The queen also made an impact on the life of Wolfgang Amadeus Mozart. According to Olwen Hedley, Queen Charlotte's biographer, "As a young mother, [Queen Charlotte] extended her liberality to the eight-year-old Wolfgang Amadeus Mozart when he and his family visited England in 1764.” Later, Mozart dedicated his Opus 3 in her honor. In an English translation of the dedication page, he opens it by writing:
“Filled with pride and joy at daring to offer you a tribute, I was finishing up these sonatas to be laid at the feet of your Majesty; I was, I confess, drunk with vanity and thrilled with myself, when I spied the Genius of Music at my side.”
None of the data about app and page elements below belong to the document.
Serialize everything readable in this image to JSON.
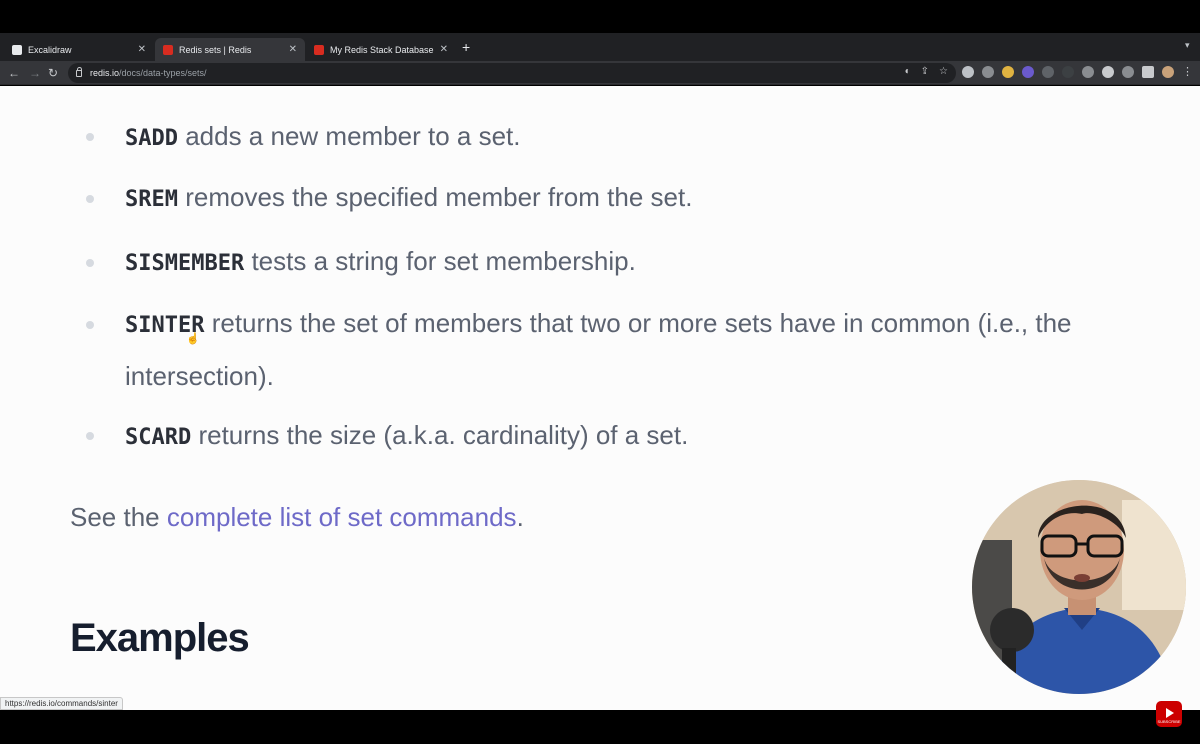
{
  "browser": {
    "tabs": [
      {
        "title": "Excalidraw",
        "favicon_color": "#e8eaed",
        "active": false
      },
      {
        "title": "Redis sets | Redis",
        "favicon_color": "#d82c20",
        "active": true
      },
      {
        "title": "My Redis Stack Database - Bro",
        "favicon_color": "#d82c20",
        "active": false
      }
    ],
    "tab_close": "✕",
    "new_tab": "+",
    "url_host": "redis.io",
    "url_path": "/docs/data-types/sets/",
    "status_url": "https://redis.io/commands/sinter"
  },
  "content": {
    "items": [
      {
        "command": "SADD",
        "text": " adds a new member to a set."
      },
      {
        "command": "SREM",
        "text": " removes the specified member from the set."
      },
      {
        "command": "SISMEMBER",
        "text": " tests a string for set membership."
      },
      {
        "command": "SINTER",
        "text": " returns the set of members that two or more sets have in common (i.e., the intersection)."
      },
      {
        "command": "SCARD",
        "text": " returns the size (a.k.a. cardinality) of a set."
      }
    ],
    "see_prefix": "See the ",
    "see_link": "complete list of set commands",
    "see_suffix": ".",
    "heading": "Examples"
  },
  "overlay": {
    "subscribe_label": "SUBSCRIBE"
  },
  "colors": {
    "link": "#6e6ac8",
    "text": "#5b6270",
    "heading": "#161e2e",
    "page_bg": "#fcfcfc"
  }
}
Evidence suggests she may have descended from black relatives within the Portuguese royal family, but it’s not conclusive.
As De Valdes y Cocom tells Brown of the Washington Post, evidence suggests that Queen Charlotte’s heritage stems from black relatives of the Portuguese royal family. Though Queen Charlotte was German, De Valdes y Cocom’s research shows the queen was directly descended from a branch of the Portuguese royal family, related to Margarita de Castro e Souza, a 15th-century Portuguese noblewoman nine generations removed.
As Stuart Jeffries reports in a feature on Queen Charlotte for The Guardian in 2009, de Castro e Souza’s ancestry is traced from the 13th-century ruler Alfonso III and his lover Madragana, whom Valdes believes was a Moor.
The Moors of Spain came from North Africa. However, as Ania Loomba, a professor of race and colonialism at the University of Pennsylvania tells Valerie Russ of the Philadelphia Inquirer, that alone doesn’t conclusively prove de Castro e Souza’s racial identity. “The word ‘blackamoor’ in Shakespeare’s time meant Muslim. It didn’t mean black necessarily,” Loomba tells Russ.
Still, there's a compelling argument to be made for Queen Charlotte's mixed-race heritage. As De Valdes y Cocom argues inPBS Frontline's "The Blurred Racial Lines of Famous Families," Queen Charlotte’s features, as recorded by her contemporaries, gave her an “unmistakable African appearance.”
Images of Queen Charlotte, however, likely downplayed her African features.
De Valdes y Cocom's piece in PBS Frontline explains that artists who painted Queen Charlotte weren't aiming for an exact likeness. As she notes: “The [black African]... characteristics of the Queen’s portraits certainly had political significance since artists of that period were expected to play down, soften, or even obliterate undesirable features in a subject’s face."